ASSIGNED TASK » Reproduce every entry below exactly, minus the pictures.

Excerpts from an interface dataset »

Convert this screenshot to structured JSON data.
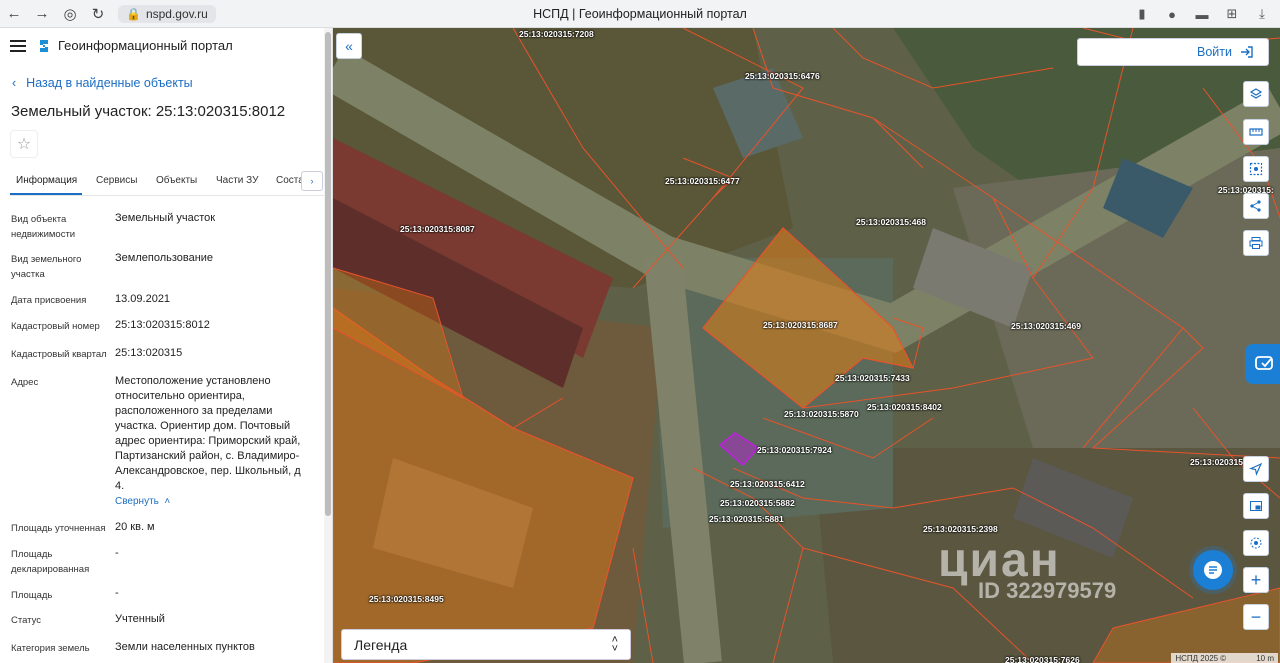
{
  "browser": {
    "url": "nspd.gov.ru",
    "title": "НСПД | Геоинформационный портал"
  },
  "sidebar": {
    "portal_name": "Геоинформационный портал",
    "back_link": "Назад в найденные объекты",
    "object_title": "Земельный участок: 25:13:020315:8012",
    "tabs": [
      {
        "label": "Информация",
        "active": true
      },
      {
        "label": "Сервисы"
      },
      {
        "label": "Объекты"
      },
      {
        "label": "Части ЗУ"
      },
      {
        "label": "Соста"
      }
    ],
    "properties": [
      {
        "label": "Вид объекта недвижимости",
        "value": "Земельный участок"
      },
      {
        "label": "Вид земельного участка",
        "value": "Землепользование"
      },
      {
        "label": "Дата присвоения",
        "value": "13.09.2021"
      },
      {
        "label": "Кадастровый номер",
        "value": "25:13:020315:8012"
      },
      {
        "label": "Кадастровый квартал",
        "value": "25:13:020315"
      },
      {
        "label": "Адрес",
        "value": "Местоположение установлено относительно ориентира, расположенного за пределами участка. Ориентир дом. Почтовый адрес ориентира: Приморский край, Партизанский район, с. Владимиро-Александровское, пер. Школьный, д 4."
      },
      {
        "label": "Площадь уточненная",
        "value": "20 кв. м"
      },
      {
        "label": "Площадь декларированная",
        "value": "-"
      },
      {
        "label": "Площадь",
        "value": "-"
      },
      {
        "label": "Статус",
        "value": "Учтенный"
      },
      {
        "label": "Категория земель",
        "value": "Земли населенных пунктов"
      }
    ],
    "collapse_link": "Свернуть"
  },
  "map": {
    "login_label": "Войти",
    "legend_label": "Легенда",
    "watermark": "циан",
    "watermark_id": "ID 322979579",
    "attribution": "НСПД 2025 ©",
    "scale": "10 m",
    "parcel_labels": [
      "25:13:020315:7208",
      "25:13:020315:6476",
      "25:13:020315:6477",
      "25:13:020315:8087",
      "25:13:020315:468",
      "25:13:020315:8687",
      "25:13:020315:469",
      "25:13:020315:7433",
      "25:13:020315:5870",
      "25:13:020315:8402",
      "25:13:020315:7924",
      "25:13:020315:6412",
      "25:13:020315:5882",
      "25:13:020315:5881",
      "25:13:020315:2398",
      "25:13:020315:8495",
      "25:13:020315:",
      "25:13:020315:",
      "25:13:020315:7626"
    ]
  },
  "colors": {
    "accent": "#1c6ec4",
    "parcel_outline": "#e8532a",
    "parcel_fill": "#e07b14",
    "selected_parcel": "#c020e0"
  }
}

SOLUTION TO THIS TASK »
Convert this screenshot to structured JSON data.
{
  "browser": {
    "url": "nspd.gov.ru",
    "title": "НСПД | Геоинформационный портал"
  },
  "sidebar": {
    "portal_name": "Геоинформационный портал",
    "back_link": "Назад в найденные объекты",
    "object_title": "Земельный участок: 25:13:020315:8012",
    "tabs": [
      {
        "label": "Информация",
        "active": true
      },
      {
        "label": "Сервисы"
      },
      {
        "label": "Объекты"
      },
      {
        "label": "Части ЗУ"
      },
      {
        "label": "Соста"
      }
    ],
    "properties": [
      {
        "label": "Вид объекта недвижимости",
        "value": "Земельный участок"
      },
      {
        "label": "Вид земельного участка",
        "value": "Землепользование"
      },
      {
        "label": "Дата присвоения",
        "value": "13.09.2021"
      },
      {
        "label": "Кадастровый номер",
        "value": "25:13:020315:8012"
      },
      {
        "label": "Кадастровый квартал",
        "value": "25:13:020315"
      },
      {
        "label": "Адрес",
        "value": "Местоположение установлено относительно ориентира, расположенного за пределами участка. Ориентир дом. Почтовый адрес ориентира: Приморский край, Партизанский район, с. Владимиро-Александровское, пер. Школьный, д 4."
      },
      {
        "label": "Площадь уточненная",
        "value": "20 кв. м"
      },
      {
        "label": "Площадь декларированная",
        "value": "-"
      },
      {
        "label": "Площадь",
        "value": "-"
      },
      {
        "label": "Статус",
        "value": "Учтенный"
      },
      {
        "label": "Категория земель",
        "value": "Земли населенных пунктов"
      }
    ],
    "collapse_link": "Свернуть"
  },
  "map": {
    "login_label": "Войти",
    "legend_label": "Легенда",
    "watermark": "циан",
    "watermark_id": "ID 322979579",
    "attribution": "НСПД 2025 ©",
    "scale": "10 m",
    "parcel_labels": [
      "25:13:020315:7208",
      "25:13:020315:6476",
      "25:13:020315:6477",
      "25:13:020315:8087",
      "25:13:020315:468",
      "25:13:020315:8687",
      "25:13:020315:469",
      "25:13:020315:7433",
      "25:13:020315:5870",
      "25:13:020315:8402",
      "25:13:020315:7924",
      "25:13:020315:6412",
      "25:13:020315:5882",
      "25:13:020315:5881",
      "25:13:020315:2398",
      "25:13:020315:8495",
      "25:13:020315:",
      "25:13:020315:",
      "25:13:020315:7626"
    ]
  },
  "colors": {
    "accent": "#1c6ec4",
    "parcel_outline": "#e8532a",
    "parcel_fill": "#e07b14",
    "selected_parcel": "#c020e0"
  }
}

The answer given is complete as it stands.